This tribute was co-authored by Curtis D. Klaassen.
With deep sadness, we say goodbye to Zoltán (Zoli) Gregus, MD, PhD, DSc, DABT, who was an SOT member for 40 years and recipient of the SOT AstraZeneca International Travel Fellowship in 2002. He was Professor Emeritus with the Department of Pharmacology and Pharmacotherapy, School of Medicine, University of Pécs in Pécs, Hungary. Dr. Gregus unexpectedly passed away at age 73 on July 5, 2022. He is survived by his loving wife, Dr. Éva Sásdi; his two daughters, Éva and Judit; and his four grandchildren.
Dr. Gregus was born on September 30, 1948, in Paks, Hungary, as the son of Dr. Vince Gregus and Julianna Bene. After completing his elementary and high school studies in his hometown, he accomplished his medical studies at the Medical University of Pécs from 1967 to 1973. He was one of the most excellent students in his class.

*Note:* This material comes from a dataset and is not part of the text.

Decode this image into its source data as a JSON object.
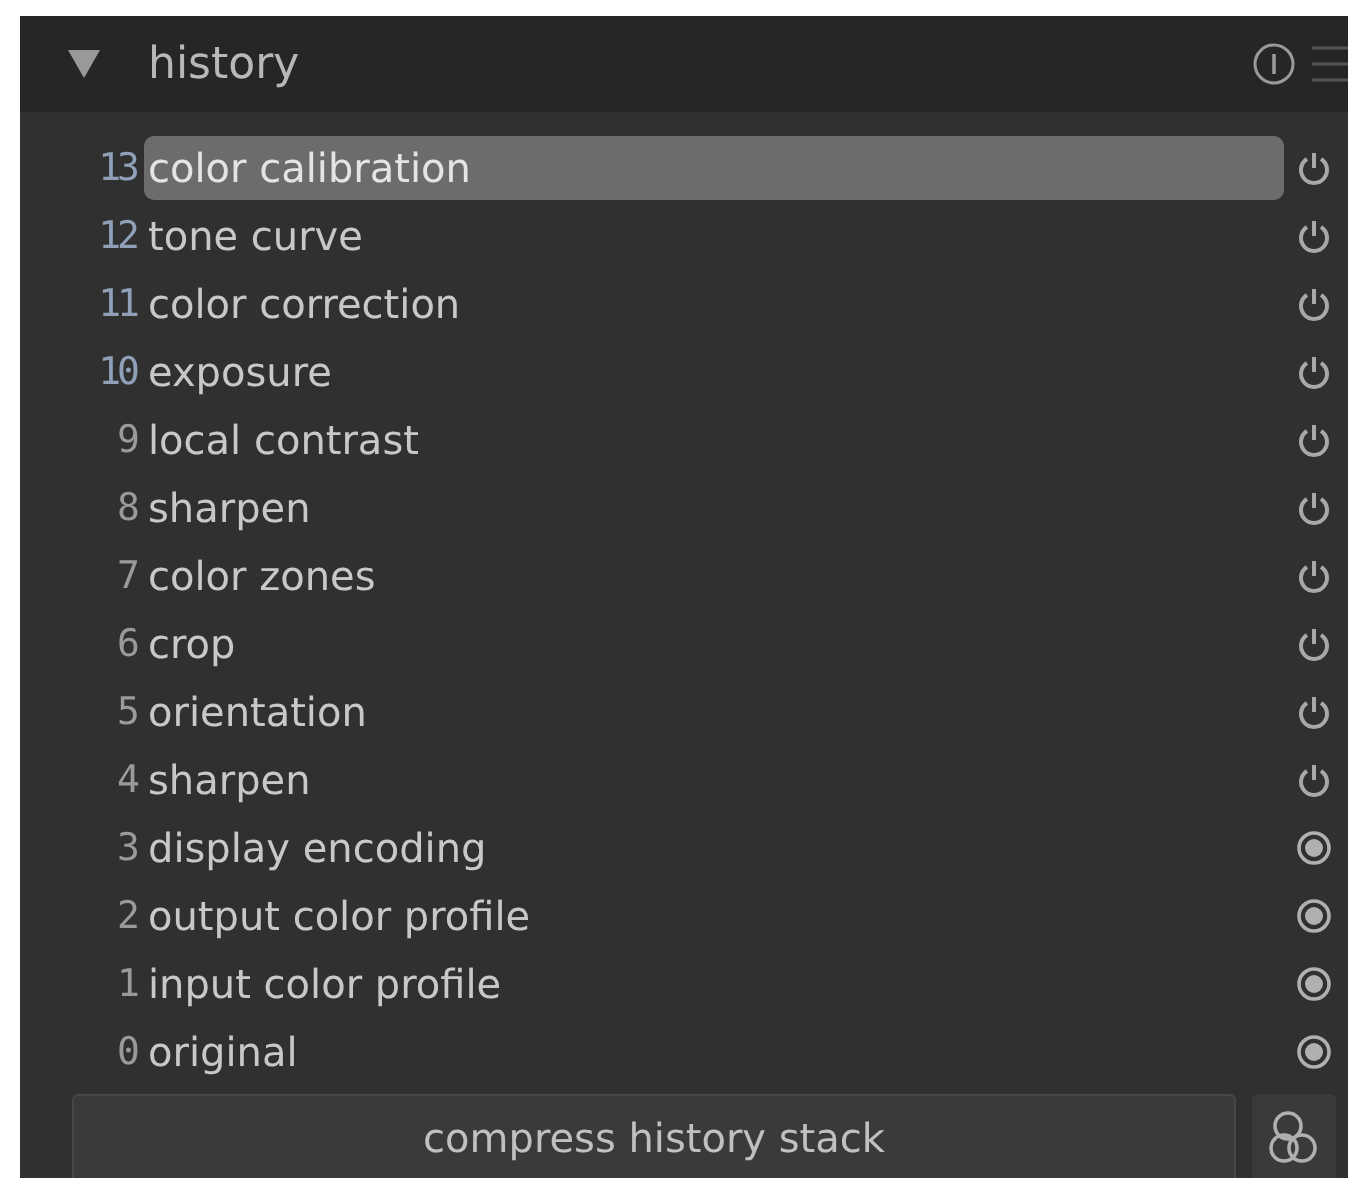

In 1974, Dr. Gregus joined the laboratory of Professor Dr. Ferenc Varga, who was one of the forerunners of modern Hungarian toxicological research, in the Department of Pharmacology at the Medical University of Pécs. At that time, the laboratory's primary focus was understanding the biliary excretion of organic anions and various hepatoprotective chemicals. From 1978 to 1979, Dr. Gregus worked for three months with Professor Dr. Wolfgang Klinger at Friedrich-Schiller-Universität in Jena, Germany. In collaboration with Prof. Klinger, he studied the role of microsome inducers on the biliary excretion of various bile acids and cholephilic dyes. In Germany, he also became interested in the role of radicals in the toxicological process. In 1980 and 1981, Dr. Gregus spent a year doing research at the University of Kansas with Dr. Curtis D. Klaassen and returned in from 1984 to 1987 to continue these studies. While in Kansas he determined the effects of conjugating enzymes on the biliary excretion of xenobiotics and the distribution and toxicity of metals. This research helped obtain a US-Hungarian Joint Grant from the National Institutes of Health with Dr. Klaassen with funds to be spent in Hungary.
In 1983, Dr. Gregus defended his PhD dissertation, “Factors Influencing the Biliary Excretion of Cholephilic Chemicals.” Ten years later, in 1993, he defended his DSc (Doctor of Hungarian Academy of Sciences) dissertation, “Role of Conjugation Reactions in Excretion of Xenobiotics.” From 1986 to 2016, he was a Diplomate of the American Board of Toxicology.
Because of his extensive knowledge of toxicology, Dr. Gregus was invited to write the chapter “Mechanisms of Toxicology” for the fifth edition (1996) of Casarett & Doull’s Toxicology: The Basic Science of Poisons. This writing required outstanding expertise and a large investment of time. In fact, he came back to Kansas City over numerous summers to write this chapter and to revise it for the next three editions of the book. This chapter has contributed markedly to the education of toxicologists around the world.
Over the years, the laboratory of Dr. Gregus contributed to understanding the role of glutathione in detoxifying xenobiotics, the metabolism of arsenic, and the biotransformation and excretion of various metals and metalloids. His laboratory identified monomethyarsenous acid (MMAsIII)-GS conjugates as the major organic arsenic compound in bile. With classical biochemical and in vivo methodologies, his laboratory also significantly contributed to the understanding the mechanisms of reduction of pentavalent arsenicals.
In 1994, Dr. Gregus established the first independent experimental toxicology PhD program in Hungary at the Medical University of Pécs.
Dr. Gregus also was a maximalist as an educator; he always updated his comprehensive educational materials to the latest advances in science with great precision. He wrote several chapters in various editions of Hungarian pharmacology textbooks. His teaching was not only limited to training medical students in Hungarian and English, but after 2005, he also played a key role in the education of pharmacy students at the University of Pécs. He established toxicology as an obligatory independent course, which was unique among the four Hungarian pharmacy schools. He had a reputation as a strict but fair examiner. The students considered it a real success if they got a good grade from him.
Dr. Gregus’s diligence, sense of duty, and seriousness were outstanding. He was very strict with his colleagues and students but mostly with himself. He was extremely precise, both verbally and in writing. He immediately noticed the unclear parts in the texts and always suggested a straightforward solution. Dr. Gregus took everything seriously and fulfilled the requirements with great care. He was always courteous, polite, and very pleasant. He had a wry sense of humor, with a characteristic smile at the corner of his mouth.
With the passing of Dr. Zoltán Gregus, the community of Hungarian and international toxicologists lost a very knowledgeable researcher and educator. We miss him.